— PROBLEM DESCRIPTION —
In the entries below, spot each line with the word "meaning" and copy it.

— GIVEN DATA —

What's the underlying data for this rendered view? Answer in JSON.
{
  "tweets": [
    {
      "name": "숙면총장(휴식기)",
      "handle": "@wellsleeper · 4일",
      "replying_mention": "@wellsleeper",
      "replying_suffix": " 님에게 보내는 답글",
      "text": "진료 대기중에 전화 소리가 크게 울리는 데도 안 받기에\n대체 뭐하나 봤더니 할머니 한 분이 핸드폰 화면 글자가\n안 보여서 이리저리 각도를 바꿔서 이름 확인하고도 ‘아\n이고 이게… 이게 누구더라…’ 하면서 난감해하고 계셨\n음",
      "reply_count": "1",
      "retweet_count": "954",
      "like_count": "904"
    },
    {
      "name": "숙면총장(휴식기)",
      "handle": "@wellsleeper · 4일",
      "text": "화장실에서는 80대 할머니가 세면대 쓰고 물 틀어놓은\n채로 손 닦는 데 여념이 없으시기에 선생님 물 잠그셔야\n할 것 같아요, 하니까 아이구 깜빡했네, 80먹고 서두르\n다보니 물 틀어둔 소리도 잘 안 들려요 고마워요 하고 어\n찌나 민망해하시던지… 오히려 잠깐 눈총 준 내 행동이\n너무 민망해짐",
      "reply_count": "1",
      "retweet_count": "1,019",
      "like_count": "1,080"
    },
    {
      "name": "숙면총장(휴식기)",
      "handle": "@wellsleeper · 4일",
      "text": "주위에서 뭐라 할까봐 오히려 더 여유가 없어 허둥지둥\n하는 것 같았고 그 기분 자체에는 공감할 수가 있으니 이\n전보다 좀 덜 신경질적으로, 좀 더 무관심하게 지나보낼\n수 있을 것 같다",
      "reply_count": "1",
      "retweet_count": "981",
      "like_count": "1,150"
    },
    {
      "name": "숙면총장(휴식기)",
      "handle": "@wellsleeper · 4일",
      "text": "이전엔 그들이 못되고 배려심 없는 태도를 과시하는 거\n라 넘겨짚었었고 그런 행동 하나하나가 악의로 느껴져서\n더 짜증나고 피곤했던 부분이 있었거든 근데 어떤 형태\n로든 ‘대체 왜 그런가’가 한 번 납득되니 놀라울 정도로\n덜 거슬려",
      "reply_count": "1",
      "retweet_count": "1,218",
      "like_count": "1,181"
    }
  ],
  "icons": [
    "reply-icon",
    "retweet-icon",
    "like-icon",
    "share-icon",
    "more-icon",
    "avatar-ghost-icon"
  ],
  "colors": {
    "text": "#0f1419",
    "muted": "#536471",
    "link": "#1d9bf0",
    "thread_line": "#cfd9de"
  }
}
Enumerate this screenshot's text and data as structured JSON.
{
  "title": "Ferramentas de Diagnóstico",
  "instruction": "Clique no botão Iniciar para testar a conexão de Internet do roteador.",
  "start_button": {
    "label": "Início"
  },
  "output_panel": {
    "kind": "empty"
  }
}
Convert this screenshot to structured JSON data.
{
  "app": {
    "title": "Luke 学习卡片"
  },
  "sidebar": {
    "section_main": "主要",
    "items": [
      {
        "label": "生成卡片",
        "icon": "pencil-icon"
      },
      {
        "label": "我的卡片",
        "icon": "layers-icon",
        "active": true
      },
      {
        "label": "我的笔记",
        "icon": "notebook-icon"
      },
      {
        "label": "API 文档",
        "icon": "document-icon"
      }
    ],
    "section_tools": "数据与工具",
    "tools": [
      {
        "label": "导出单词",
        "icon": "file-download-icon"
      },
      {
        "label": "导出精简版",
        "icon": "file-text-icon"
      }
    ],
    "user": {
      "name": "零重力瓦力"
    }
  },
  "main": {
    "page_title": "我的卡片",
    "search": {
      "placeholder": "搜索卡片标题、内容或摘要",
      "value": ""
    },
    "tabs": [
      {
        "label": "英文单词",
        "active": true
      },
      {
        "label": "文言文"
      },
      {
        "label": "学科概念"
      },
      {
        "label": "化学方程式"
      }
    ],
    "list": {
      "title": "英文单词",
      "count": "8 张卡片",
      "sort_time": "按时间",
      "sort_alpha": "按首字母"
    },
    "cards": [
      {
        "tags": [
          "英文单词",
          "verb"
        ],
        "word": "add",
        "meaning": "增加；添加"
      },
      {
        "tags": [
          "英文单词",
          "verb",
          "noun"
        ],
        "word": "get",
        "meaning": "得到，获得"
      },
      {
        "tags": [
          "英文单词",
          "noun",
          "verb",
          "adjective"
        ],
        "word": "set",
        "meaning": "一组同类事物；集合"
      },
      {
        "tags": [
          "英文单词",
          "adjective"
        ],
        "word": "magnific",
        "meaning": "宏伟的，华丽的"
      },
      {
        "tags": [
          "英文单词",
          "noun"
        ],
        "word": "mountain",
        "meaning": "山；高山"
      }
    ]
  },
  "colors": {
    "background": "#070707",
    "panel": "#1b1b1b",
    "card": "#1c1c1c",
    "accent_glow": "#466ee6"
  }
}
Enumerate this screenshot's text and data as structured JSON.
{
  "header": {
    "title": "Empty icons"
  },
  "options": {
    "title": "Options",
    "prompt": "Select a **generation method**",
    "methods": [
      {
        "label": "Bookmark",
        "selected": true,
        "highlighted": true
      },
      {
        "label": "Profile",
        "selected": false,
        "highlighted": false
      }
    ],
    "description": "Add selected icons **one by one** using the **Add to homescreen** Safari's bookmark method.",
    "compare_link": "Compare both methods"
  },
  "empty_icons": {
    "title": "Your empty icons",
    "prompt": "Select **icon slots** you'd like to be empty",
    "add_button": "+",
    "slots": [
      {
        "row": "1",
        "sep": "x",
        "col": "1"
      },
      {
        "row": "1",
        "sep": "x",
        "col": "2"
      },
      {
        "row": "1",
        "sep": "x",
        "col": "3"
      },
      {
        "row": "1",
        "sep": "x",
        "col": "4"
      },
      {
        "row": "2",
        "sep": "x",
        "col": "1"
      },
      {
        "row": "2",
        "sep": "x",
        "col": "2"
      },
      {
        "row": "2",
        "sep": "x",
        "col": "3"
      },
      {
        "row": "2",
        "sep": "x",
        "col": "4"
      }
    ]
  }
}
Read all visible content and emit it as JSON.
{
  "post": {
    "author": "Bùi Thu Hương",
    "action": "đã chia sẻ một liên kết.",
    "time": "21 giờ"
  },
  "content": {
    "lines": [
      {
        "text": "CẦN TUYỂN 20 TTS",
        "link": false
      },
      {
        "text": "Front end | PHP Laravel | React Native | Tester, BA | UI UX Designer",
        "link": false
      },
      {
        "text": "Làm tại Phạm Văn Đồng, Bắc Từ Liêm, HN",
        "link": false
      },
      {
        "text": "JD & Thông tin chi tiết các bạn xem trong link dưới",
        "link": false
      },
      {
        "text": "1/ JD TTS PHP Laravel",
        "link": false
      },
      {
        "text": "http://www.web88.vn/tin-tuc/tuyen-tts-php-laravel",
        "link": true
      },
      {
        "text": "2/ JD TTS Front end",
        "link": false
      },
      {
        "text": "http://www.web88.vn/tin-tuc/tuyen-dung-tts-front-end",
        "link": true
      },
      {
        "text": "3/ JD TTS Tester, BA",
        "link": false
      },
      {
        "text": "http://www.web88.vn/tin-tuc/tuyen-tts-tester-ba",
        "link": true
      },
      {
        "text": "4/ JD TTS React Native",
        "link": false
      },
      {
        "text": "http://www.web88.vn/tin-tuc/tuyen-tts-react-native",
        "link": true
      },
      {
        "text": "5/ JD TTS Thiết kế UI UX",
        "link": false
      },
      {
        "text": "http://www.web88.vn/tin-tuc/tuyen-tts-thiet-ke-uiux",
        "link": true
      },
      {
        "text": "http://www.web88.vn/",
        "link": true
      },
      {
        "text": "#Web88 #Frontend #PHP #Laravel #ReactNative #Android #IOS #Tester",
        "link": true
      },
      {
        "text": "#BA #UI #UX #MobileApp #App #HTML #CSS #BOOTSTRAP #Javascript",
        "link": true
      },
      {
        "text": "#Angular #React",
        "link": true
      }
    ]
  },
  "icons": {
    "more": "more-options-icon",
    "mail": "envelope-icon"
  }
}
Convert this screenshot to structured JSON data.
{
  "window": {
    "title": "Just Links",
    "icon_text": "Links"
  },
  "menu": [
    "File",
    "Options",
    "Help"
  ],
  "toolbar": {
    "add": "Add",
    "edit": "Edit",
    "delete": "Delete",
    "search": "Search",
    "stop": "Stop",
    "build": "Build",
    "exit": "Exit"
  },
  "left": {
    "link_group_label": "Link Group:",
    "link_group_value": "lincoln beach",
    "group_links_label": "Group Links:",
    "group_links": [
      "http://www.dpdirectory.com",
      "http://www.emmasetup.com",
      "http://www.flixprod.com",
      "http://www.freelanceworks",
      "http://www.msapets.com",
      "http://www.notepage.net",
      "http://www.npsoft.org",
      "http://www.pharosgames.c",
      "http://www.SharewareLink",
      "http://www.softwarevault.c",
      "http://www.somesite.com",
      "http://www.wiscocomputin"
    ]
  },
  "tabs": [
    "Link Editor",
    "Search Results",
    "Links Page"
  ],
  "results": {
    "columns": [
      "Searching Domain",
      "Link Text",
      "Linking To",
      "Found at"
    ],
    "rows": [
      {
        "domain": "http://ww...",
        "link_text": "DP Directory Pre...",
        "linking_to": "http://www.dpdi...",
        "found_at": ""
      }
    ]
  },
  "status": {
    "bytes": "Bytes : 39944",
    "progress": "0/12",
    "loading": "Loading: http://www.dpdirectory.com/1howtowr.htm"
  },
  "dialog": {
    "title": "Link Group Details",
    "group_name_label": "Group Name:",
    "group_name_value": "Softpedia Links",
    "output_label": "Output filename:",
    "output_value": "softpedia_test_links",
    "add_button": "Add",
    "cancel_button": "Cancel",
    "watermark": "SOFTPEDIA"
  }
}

— SOLUTION BELOW —
        "meaning": "增加；添加"
        "meaning": "得到，获得"
        "meaning": "一组同类事物；集合"
        "meaning": "宏伟的，华丽的"
        "meaning": "山；高山"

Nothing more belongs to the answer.